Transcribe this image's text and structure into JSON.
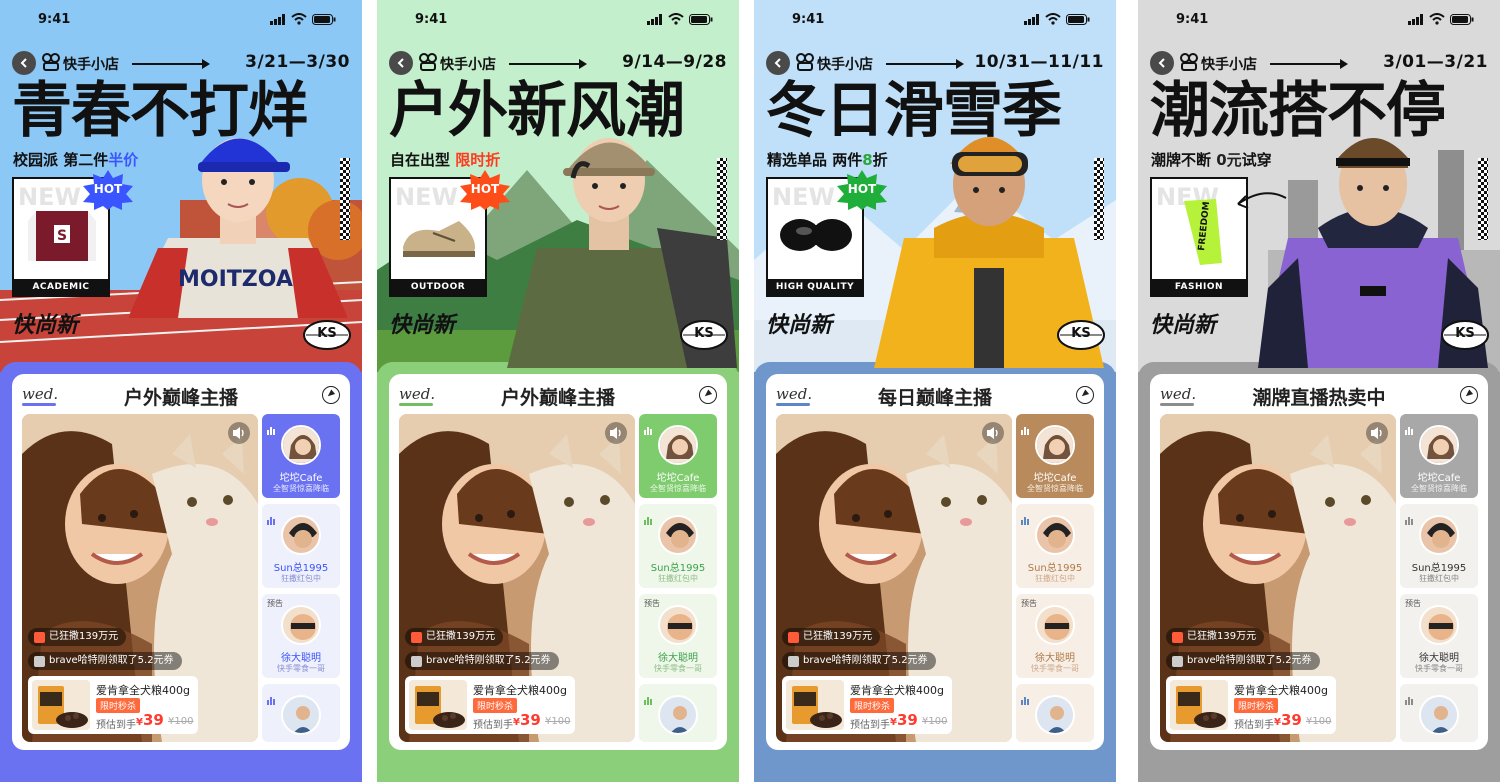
{
  "status": {
    "time": "9:41"
  },
  "common": {
    "brand": "快手小店",
    "logo": "快尚新",
    "badge": "KS",
    "hot": "HOT",
    "new_word": "NEW",
    "wed": "wed.",
    "video": {
      "raised": "已狂撒139万元",
      "claimed": "brave哈特刚领取了5.2元券",
      "product_name": "爱肯拿全犬粮400g",
      "product_tag": "限时秒杀",
      "estimate": "预估到手",
      "price_now": "39",
      "price_old": "¥100"
    },
    "streamers": [
      {
        "name": "坨坨Cafe",
        "sub": "全智贤惊喜降临",
        "pre": ""
      },
      {
        "name": "Sun总1995",
        "sub": "狂撒红包中",
        "pre": ""
      },
      {
        "name": "徐大聪明",
        "sub": "快手零食一哥",
        "pre": "预告"
      },
      {
        "name": "",
        "sub": "",
        "pre": ""
      }
    ]
  },
  "phones": [
    {
      "bg": "#8bc7f5",
      "bottom_bg": "#6b72f2",
      "accent": "#6b72f2",
      "side_active": "#6b72f2",
      "dates": "3/21—3/30",
      "headline": "青春不打烊",
      "sub_a": "校园派 第二件",
      "sub_hl": "半价",
      "sub_b": "",
      "hl_color": "#3a55ff",
      "product_label": "ACADEMIC",
      "hot_color": "#3a55ff",
      "panel_title": "户外巅峰主播",
      "name_color": "#3a55ff",
      "sub_color": "#8a8fd6"
    },
    {
      "bg": "#bfeec8",
      "bottom_bg": "#8ccf7a",
      "accent": "#6fbf5e",
      "side_active": "#7fcc6e",
      "dates": "9/14—9/28",
      "headline": "户外新风潮",
      "sub_a": "自在出型 ",
      "sub_hl": "限时折",
      "sub_b": "",
      "hl_color": "#ff3b1e",
      "product_label": "OUTDOOR",
      "hot_color": "#ff4d1a",
      "panel_title": "户外巅峰主播",
      "name_color": "#3da24a",
      "sub_color": "#8dbf85"
    },
    {
      "bg": "#bcdff7",
      "bottom_bg": "#6f97cc",
      "accent": "#5d86c4",
      "side_active": "#b98a5c",
      "dates": "10/31—11/11",
      "headline": "冬日滑雪季",
      "sub_a": "精选单品 两件",
      "sub_hl": "8",
      "sub_b": "折",
      "hl_color": "#2aa63c",
      "product_label": "HIGH QUALITY",
      "hot_color": "#1fae3a",
      "panel_title": "每日巅峰主播",
      "name_color": "#b07a48",
      "sub_color": "#cfa98a"
    },
    {
      "bg": "#d9d9d9",
      "bottom_bg": "#9e9e9e",
      "accent": "#8c8c8c",
      "side_active": "#a8a8a8",
      "dates": "3/01—3/21",
      "headline": "潮流搭不停",
      "sub_a": "潮牌不断 ",
      "sub_hl": "0元",
      "sub_b": "试穿",
      "hl_color": "#222222",
      "product_label": "FASHION",
      "hot_color": "#e3ff3a",
      "panel_title": "潮牌直播热卖中",
      "name_color": "#333333",
      "sub_color": "#888888"
    }
  ]
}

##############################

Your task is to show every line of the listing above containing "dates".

Written answer —
      "dates": "3/21—3/30",
      "dates": "9/14—9/28",
      "dates": "10/31—11/11",
      "dates": "3/01—3/21",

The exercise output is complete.